Hines: Not really, because if you look at the kinds of things you can do in an MMO - and I've probably spent 250 or so hours in World of Warcraft - the kinds of things you can do in World of Warcraft are really very different than anything you can do in Oblivion.
MMOs have a much more difficult time creating a sense of permanence. You can't let one person do something that nobody else in the world can do. Every quest that you do... that thing 30 seconds later has to reset itself for the guy coming behind you who also has that quest.
Whereas in Oblivion, whatever you do is done. The whole world is meant to focus around the experience of only one character, and everything in the world that happens revolves around that one character.
In Oblivion, if you're playing on the PC and you want to give yourself some completely game-unbalancing ability or weapon or whatever, who cares? It's your game, you're not affecting anyone else's experience. But in an MMO, everything has to be very balanced, that everything you do has to be set against "Well, what can everybody else in the world do?"

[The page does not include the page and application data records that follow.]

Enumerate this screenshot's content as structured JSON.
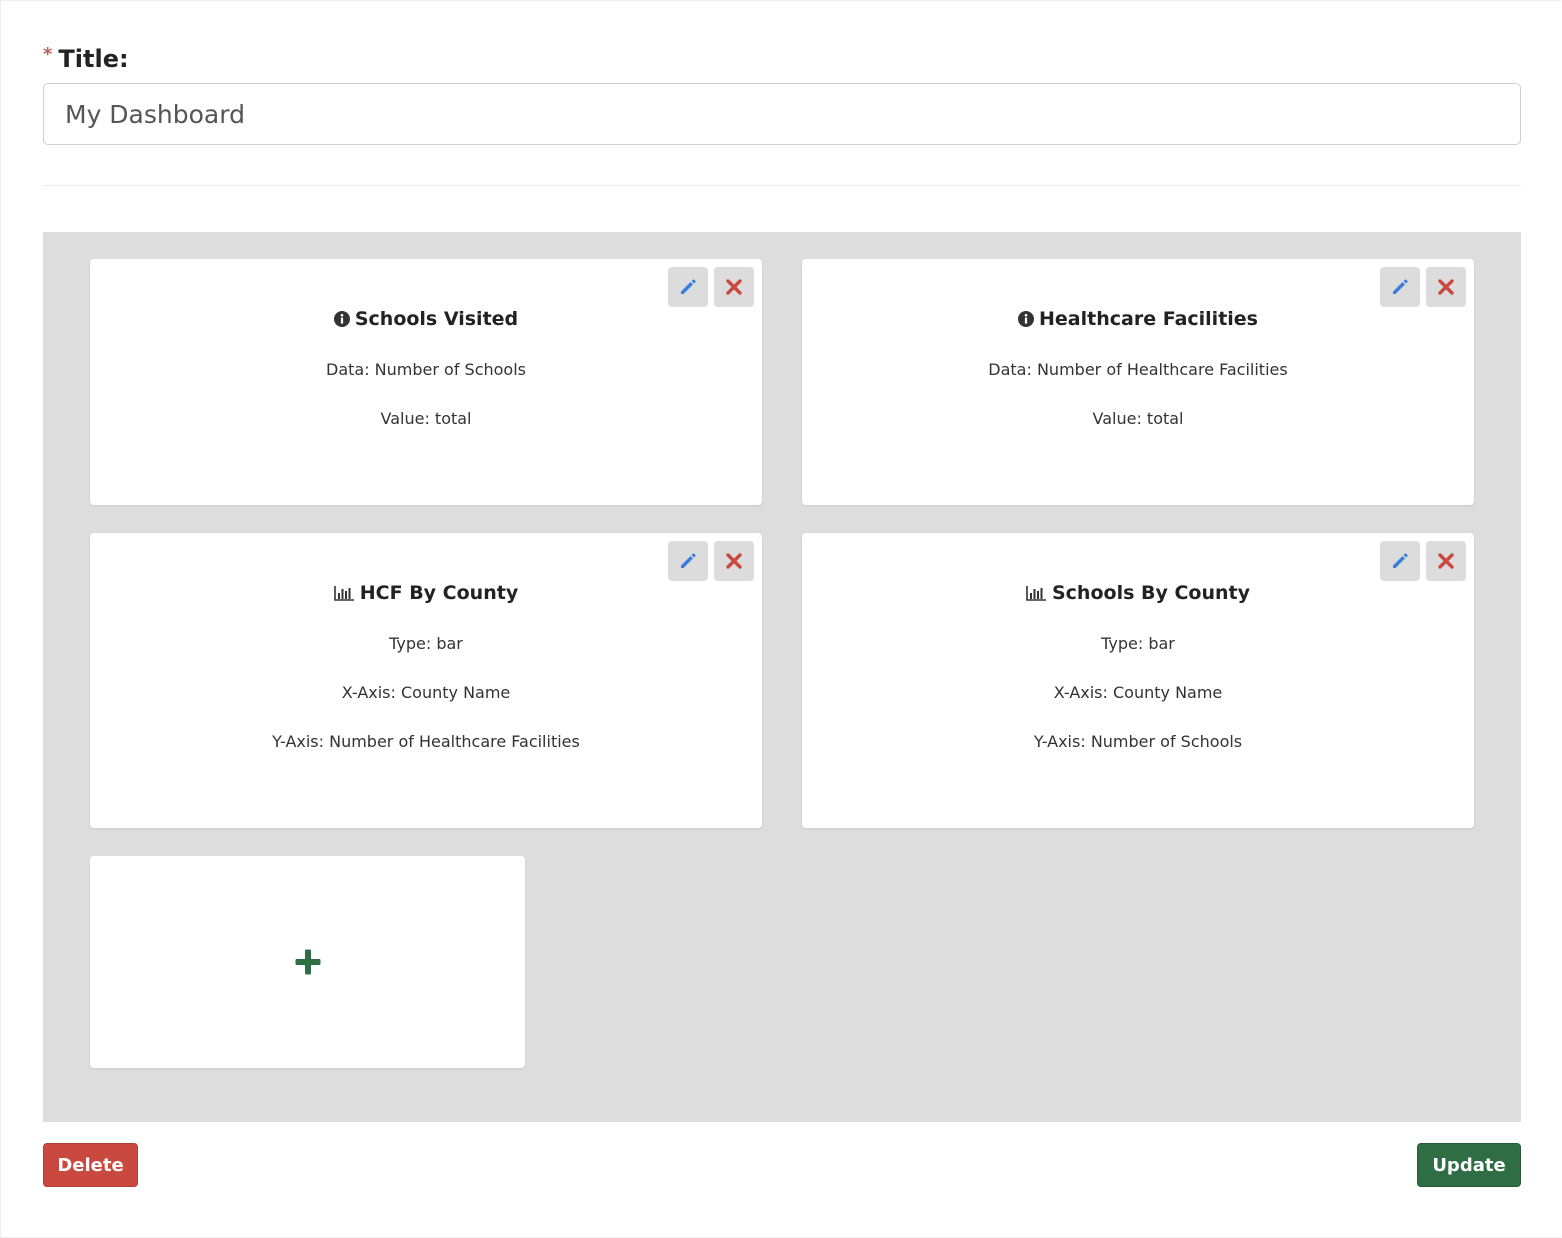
{
  "form": {
    "required_mark": "*",
    "title_label": "Title:",
    "title_value": "My Dashboard"
  },
  "colors": {
    "edit_icon": "#3b7ddd",
    "remove_icon": "#c9483f",
    "add_icon": "#2f6e44",
    "delete_button": "#c9483f",
    "update_button": "#2f6e44",
    "panel_background": "#dddddd"
  },
  "cards": [
    {
      "icon": "info-circle-icon",
      "title": "Schools Visited",
      "lines": [
        "Data: Number of Schools",
        "Value: total"
      ]
    },
    {
      "icon": "info-circle-icon",
      "title": "Healthcare Facilities",
      "lines": [
        "Data: Number of Healthcare Facilities",
        "Value: total"
      ]
    },
    {
      "icon": "bar-chart-icon",
      "title": "HCF By County",
      "lines": [
        "Type: bar",
        "X-Axis: County Name",
        "Y-Axis: Number of Healthcare Facilities"
      ]
    },
    {
      "icon": "bar-chart-icon",
      "title": "Schools By County",
      "lines": [
        "Type: bar",
        "X-Axis: County Name",
        "Y-Axis: Number of Schools"
      ]
    }
  ],
  "add_card": {
    "icon": "plus-icon"
  },
  "actions": {
    "delete_label": "Delete",
    "update_label": "Update"
  }
}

Do you think we'll ever see the two successfully blended together?
Hines: Certainly there's some folks that are kind of going that route. I mean, Hellgate: London - I haven't tried it beyond the demo yet - but the idea's that there's a single-player thing and a multiplayer thing; and there's certainly folks that have tried to do a bit of both on some level.
Obviously the challenge is that - that if you're going to have a single-player thing, if you try and blend it with an MMO, you still have that "Have you balanced the world so that nobody gets out completely out of kilter with everybody else?". That's the rub.
I'm sure we'll continue to see hybrids, folks doing a bit of this and a bit of that. But we still think there's definitely a place for, not just single-player role-playing games, but single-player games.
Finally, in what areas would you like to see the single-player RPG develop?
Hines: Ultimately I think that folks are going to continue to focus on different areas and just expanding what's been possible. If you take a look at what we've done with the Elder Scrolls series, that's moved from being very generic to where we have these big worlds but all the characters were essentially the same, to Morrowind where they were all different but then nobody moved, to Oblivion where folks are now moving around in the world and they're interacting not only with you but with each other and trying to make the world more believable.
I think we're just going to continue to explore different directions in this sandbox thing that we can do, whether it be through AI, through dialogue, or just the things that we allow the player to do in this world.
I think there's lots of directions that the genre can go that is hasn't before, but I also think there's just lots of things we can get much better at - story telling and all that stuff. I think you'll see us get better at the things we're already doing and then maybe continue to branch out and try other stuff.